Bourbon virus, a recently discovered tick-borne virus, is rare but can be deadly. The virus has only been confirmed on 3 occasions, with 2 cases resulting in death, due to a lack of specific treatments for the virus. However, a team of investigators from Washington University School of Medicine in St. Louis has successfully cured mice infected with the virus by treating the animals with an experimental antiviral flu drug.
For the research, published in the journal PLOS Pathogens, the investigators evaluated the drug favipiravir, which is approved in Japan for the treatment of influenza. This drug was selected because influenza virus is a distant cousin of Bourbon virus and favipiravir inhibits a key protein that the tick-borne virus requires for multiplication.
The research team, led by Jacco Boon, PhD, an assistant professor of medicine, were limited to conducting the study in an animal model due to the rarity of the infection in humans.
In 1 experiment the research team infected immunocompromised mice with Bourbon virus and observed that all of the mice died 6 to 8 days following infection.
In a separate experiment, the team infected mice with the virus and then treated the mice with favipiravir or placebo for the 8 days following infection. Mice who received favipiravir at the point of infection or within 1 day of infection all survived without showing signs of illness. Three days after infection with the virus the investigators administered the antiviral to mice who had already begun showing clinical signs of illness, all of which recovered following treatment. On the other hand, all of the mice that received placebo died.

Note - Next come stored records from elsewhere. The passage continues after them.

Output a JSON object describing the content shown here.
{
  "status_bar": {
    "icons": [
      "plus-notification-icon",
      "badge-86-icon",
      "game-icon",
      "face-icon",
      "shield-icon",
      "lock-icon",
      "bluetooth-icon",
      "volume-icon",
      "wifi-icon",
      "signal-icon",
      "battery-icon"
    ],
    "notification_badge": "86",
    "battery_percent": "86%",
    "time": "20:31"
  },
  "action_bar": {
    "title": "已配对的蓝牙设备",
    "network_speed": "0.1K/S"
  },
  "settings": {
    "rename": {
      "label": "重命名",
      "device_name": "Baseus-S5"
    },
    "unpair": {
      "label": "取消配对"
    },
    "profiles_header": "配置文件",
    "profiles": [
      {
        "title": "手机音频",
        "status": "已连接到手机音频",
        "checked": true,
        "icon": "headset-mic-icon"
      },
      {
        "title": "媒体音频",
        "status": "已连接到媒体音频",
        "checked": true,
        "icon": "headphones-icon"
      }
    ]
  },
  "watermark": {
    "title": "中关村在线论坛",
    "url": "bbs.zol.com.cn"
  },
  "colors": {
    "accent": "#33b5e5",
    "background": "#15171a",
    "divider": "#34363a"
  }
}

"Without the flu drug, 100% of the infected mice died, and with the treatment, 100 percent survived," Boon, the paper's senior author, said in a statement. "Up until now, doctors have not had any way to treat Bourbon virus. We've found something that works, at least in mice, and it suggests that antivirals for flu are a good place to start looking for a treatment for Bourbon."
The Bourbon virus was first identified in 2014 in Kansas when a middle-aged man arrived at a hospital with flu-like symptoms and a history of tick bites. The patient was treated for ehrlichiosis, which causes similar symptoms, but his health continued to decline and diagnostic tests were unable to pinpoint a specific infection. After the man’s death a blood sample was sent to the laboratories at the US Centers for Disease Control and Prevention (CDC). CDC investigators identified the infection as a new virus, naming it Bourbon, the name of the county where the Kansas man had lived.
The virus did not manifest for another 3 years when it appeared in 2017 in the St. Louis area. A female patient presented to Barnes-Jewish Hospital and complained of fever, fatigue, and body aches. Following presentation, Jennie Kwon, DO, an infectious disease specialist and an assistant professor of medicine, at Washington University, worked alongside the CDC to identify the Bourbon virus.
Despite being able to identify the virus in the patient, the woman did not survive. This case caught the attention of Boon, who is an influenza researcher who works closely with Kwon.
"We really don't have any way of telling how common Bourbon virus infection is or how deadly it is," Boon, who is also an assistant professor of molecular microbiology, and of pathology and immunology, said in the press release. "Ticks have always been here, and now we know that Bourbon virus is in ticks in this area. There have probably always been people getting infected with Bourbon virus, and we just did not know what it was before."
A third case of Bourbon virus was identified in a patient in Oklahoma, who was able to survive the deadly virus. According to the investigators, there may have been other cases of the virus that have not resulted in hospitalization.
Despite the findings in the mouse model, the investigators are unaware whether clinicians in the United States would be able to obtain favipiravir to treat Bourbon virus as it is not approved by the US Food and Drug Administration.
For now, the best methods to protect against Bourbon virus are to avoid tick bites by using insect repellent, wearing long pants and sleeves, and conducting tick checks following outdoor activity.